Return every entry exactly. Leave nothing out.

Start of INPUT MATERIAL

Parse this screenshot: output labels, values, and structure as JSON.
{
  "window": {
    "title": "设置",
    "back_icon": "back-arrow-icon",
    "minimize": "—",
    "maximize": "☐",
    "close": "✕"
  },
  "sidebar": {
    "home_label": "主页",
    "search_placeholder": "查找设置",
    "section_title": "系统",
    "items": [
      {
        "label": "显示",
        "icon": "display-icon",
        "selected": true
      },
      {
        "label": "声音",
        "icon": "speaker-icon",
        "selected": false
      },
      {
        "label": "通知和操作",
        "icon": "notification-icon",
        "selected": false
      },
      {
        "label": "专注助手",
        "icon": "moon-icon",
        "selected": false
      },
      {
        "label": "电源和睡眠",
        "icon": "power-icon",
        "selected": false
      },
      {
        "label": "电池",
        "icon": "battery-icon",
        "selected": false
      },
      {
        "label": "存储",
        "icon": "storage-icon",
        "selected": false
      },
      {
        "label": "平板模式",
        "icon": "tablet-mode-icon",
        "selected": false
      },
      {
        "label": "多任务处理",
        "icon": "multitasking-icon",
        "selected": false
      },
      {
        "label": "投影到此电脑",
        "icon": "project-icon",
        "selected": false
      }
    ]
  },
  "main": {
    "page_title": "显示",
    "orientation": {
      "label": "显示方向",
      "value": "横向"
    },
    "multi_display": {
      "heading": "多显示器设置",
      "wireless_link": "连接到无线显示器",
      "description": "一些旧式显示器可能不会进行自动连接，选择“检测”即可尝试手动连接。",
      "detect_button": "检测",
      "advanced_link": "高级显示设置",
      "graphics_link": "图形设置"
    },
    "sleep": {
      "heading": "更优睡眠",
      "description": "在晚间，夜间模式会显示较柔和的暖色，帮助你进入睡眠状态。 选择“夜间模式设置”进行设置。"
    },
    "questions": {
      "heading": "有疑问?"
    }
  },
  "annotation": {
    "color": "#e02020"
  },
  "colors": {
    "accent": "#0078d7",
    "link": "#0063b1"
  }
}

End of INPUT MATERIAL

**ANSWER TO THIS TASK:**
Parse this screenshot: output labels, values, and structure as JSON.
{
  "window": {
    "title": "设置",
    "back_icon": "back-arrow-icon",
    "minimize": "—",
    "maximize": "☐",
    "close": "✕"
  },
  "sidebar": {
    "home_label": "主页",
    "search_placeholder": "查找设置",
    "section_title": "系统",
    "items": [
      {
        "label": "显示",
        "icon": "display-icon",
        "selected": true
      },
      {
        "label": "声音",
        "icon": "speaker-icon",
        "selected": false
      },
      {
        "label": "通知和操作",
        "icon": "notification-icon",
        "selected": false
      },
      {
        "label": "专注助手",
        "icon": "moon-icon",
        "selected": false
      },
      {
        "label": "电源和睡眠",
        "icon": "power-icon",
        "selected": false
      },
      {
        "label": "电池",
        "icon": "battery-icon",
        "selected": false
      },
      {
        "label": "存储",
        "icon": "storage-icon",
        "selected": false
      },
      {
        "label": "平板模式",
        "icon": "tablet-mode-icon",
        "selected": false
      },
      {
        "label": "多任务处理",
        "icon": "multitasking-icon",
        "selected": false
      },
      {
        "label": "投影到此电脑",
        "icon": "project-icon",
        "selected": false
      }
    ]
  },
  "main": {
    "page_title": "显示",
    "orientation": {
      "label": "显示方向",
      "value": "横向"
    },
    "multi_display": {
      "heading": "多显示器设置",
      "wireless_link": "连接到无线显示器",
      "description": "一些旧式显示器可能不会进行自动连接，选择“检测”即可尝试手动连接。",
      "detect_button": "检测",
      "advanced_link": "高级显示设置",
      "graphics_link": "图形设置"
    },
    "sleep": {
      "heading": "更优睡眠",
      "description": "在晚间，夜间模式会显示较柔和的暖色，帮助你进入睡眠状态。 选择“夜间模式设置”进行设置。"
    },
    "questions": {
      "heading": "有疑问?"
    }
  },
  "annotation": {
    "color": "#e02020"
  },
  "colors": {
    "accent": "#0078d7",
    "link": "#0063b1"
  }
}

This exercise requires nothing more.